Goblin Market, a melodrama -- a spoken narration with musical accompaniment -- is a superb example of Aaron Jay Kernis' gift for almost recklessly profligate inventiveness. Christina Rossetti's mysterious, very long 1859 poem "Goblin Market" (it's over 550 lines) is notable for its vividly pictorial, sensual (and sometimes unambiguously sexual) imagery. The story of two little Victorian girls, sisters, and their nearly fatal misadventures with a band of goblins, comes across as very strange indeed to modern sensibilities, but it opened the floodgates of Kernis' imagination. Although the work is endlessly intriguing it leaves an ambiguous impression on first hearing because there is simply so much going on. The music dazzles with its brilliant orchestration and torrents of fascinating, often gorgeous, musical ideas and it sounds like it could stand on its own as a concert work without the narration. The poetry is so rich and its language is just distant enough that listening to it closely tends to draw attention away from the music. It's rare, though, to encounter any artwork that delivers too much of a good thing, so while it would be possible to be put off by its profusion of musical and literary stimuli, this is a piece that demands many repeated listenings before it can be grasped and appreciated. It is certainly a work whose richness and depth amply reward the attention it requires. The 20-minute Invisible Mosaic II doesn't have a program, but it has the same kind of propulsive kaleidoscope of colorful invention as Goblin Market, with more moments of respite that unfold at a more leisurely pace. Both scores reveal Kernis as (and this is intended in the most positive way) a born entertainer, someone who understands how a well-told story -- in these cases a musical story -- can quicken the audience's pulse and leave it with a satisfyingly emotional sense of catharsis.

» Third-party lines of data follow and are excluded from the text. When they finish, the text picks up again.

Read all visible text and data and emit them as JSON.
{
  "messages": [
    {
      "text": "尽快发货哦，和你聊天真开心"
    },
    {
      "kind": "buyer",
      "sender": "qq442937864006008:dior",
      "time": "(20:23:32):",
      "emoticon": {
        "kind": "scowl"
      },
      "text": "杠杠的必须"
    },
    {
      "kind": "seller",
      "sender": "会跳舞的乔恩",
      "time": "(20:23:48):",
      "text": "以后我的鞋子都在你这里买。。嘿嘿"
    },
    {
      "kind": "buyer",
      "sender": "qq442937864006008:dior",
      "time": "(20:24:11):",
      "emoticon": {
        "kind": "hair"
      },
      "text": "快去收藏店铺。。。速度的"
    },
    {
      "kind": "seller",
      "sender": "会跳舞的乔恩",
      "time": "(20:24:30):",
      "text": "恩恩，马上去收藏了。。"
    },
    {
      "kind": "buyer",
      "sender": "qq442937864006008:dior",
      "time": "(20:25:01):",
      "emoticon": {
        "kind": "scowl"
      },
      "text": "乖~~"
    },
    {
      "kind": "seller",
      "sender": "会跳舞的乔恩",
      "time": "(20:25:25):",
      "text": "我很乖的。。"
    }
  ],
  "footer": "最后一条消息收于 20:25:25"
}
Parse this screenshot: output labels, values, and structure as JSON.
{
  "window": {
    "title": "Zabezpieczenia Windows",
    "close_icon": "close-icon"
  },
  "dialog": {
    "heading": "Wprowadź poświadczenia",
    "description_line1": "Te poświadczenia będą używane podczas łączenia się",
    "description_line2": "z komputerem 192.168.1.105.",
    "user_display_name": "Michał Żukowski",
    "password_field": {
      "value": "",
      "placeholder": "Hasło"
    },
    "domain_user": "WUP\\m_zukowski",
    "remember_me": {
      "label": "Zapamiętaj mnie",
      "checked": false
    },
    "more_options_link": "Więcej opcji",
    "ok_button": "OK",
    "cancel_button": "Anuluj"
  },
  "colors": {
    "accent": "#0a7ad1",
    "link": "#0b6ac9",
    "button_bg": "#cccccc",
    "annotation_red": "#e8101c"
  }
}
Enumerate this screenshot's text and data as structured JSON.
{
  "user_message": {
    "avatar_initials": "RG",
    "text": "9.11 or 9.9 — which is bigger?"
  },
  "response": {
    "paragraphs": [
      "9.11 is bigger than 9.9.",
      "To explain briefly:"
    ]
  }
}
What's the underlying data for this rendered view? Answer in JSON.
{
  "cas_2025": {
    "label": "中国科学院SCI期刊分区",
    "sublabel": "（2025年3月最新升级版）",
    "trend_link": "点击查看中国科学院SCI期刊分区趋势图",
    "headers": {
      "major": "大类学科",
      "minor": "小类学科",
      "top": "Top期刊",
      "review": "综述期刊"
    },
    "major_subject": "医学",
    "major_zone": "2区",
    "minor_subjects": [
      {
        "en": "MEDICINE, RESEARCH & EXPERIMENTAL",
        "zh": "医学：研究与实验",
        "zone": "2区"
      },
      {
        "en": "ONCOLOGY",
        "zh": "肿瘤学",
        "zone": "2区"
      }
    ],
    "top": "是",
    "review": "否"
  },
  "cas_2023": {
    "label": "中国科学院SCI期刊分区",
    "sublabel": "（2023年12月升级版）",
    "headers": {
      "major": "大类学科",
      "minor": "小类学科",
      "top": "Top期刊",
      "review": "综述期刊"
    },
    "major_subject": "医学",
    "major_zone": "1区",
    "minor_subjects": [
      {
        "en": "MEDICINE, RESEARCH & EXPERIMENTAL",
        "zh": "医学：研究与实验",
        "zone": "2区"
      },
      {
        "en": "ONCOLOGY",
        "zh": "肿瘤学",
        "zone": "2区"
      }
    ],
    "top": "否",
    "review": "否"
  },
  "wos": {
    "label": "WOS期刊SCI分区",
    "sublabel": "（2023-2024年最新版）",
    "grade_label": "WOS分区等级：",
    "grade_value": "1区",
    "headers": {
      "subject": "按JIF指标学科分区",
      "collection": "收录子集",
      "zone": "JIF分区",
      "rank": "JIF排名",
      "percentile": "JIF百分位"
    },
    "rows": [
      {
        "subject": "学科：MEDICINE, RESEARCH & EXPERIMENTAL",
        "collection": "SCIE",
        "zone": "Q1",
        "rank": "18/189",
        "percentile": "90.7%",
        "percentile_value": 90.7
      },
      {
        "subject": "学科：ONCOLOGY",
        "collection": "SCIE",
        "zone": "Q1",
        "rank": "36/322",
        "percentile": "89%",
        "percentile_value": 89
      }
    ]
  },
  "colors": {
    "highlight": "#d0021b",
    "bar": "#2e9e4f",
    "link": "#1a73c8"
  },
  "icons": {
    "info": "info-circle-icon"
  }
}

The London-based large chamber ensemble (or small chamber orchestra) the New Professionals lives up to its name. It plays with remarkable virtuosity and sizzle under Rebecca Miller, the group's founder. Actor Mary King makes a strong, compelling impression as the narrator. Signum's sound is exemplary: clean, nicely detailed, and very present.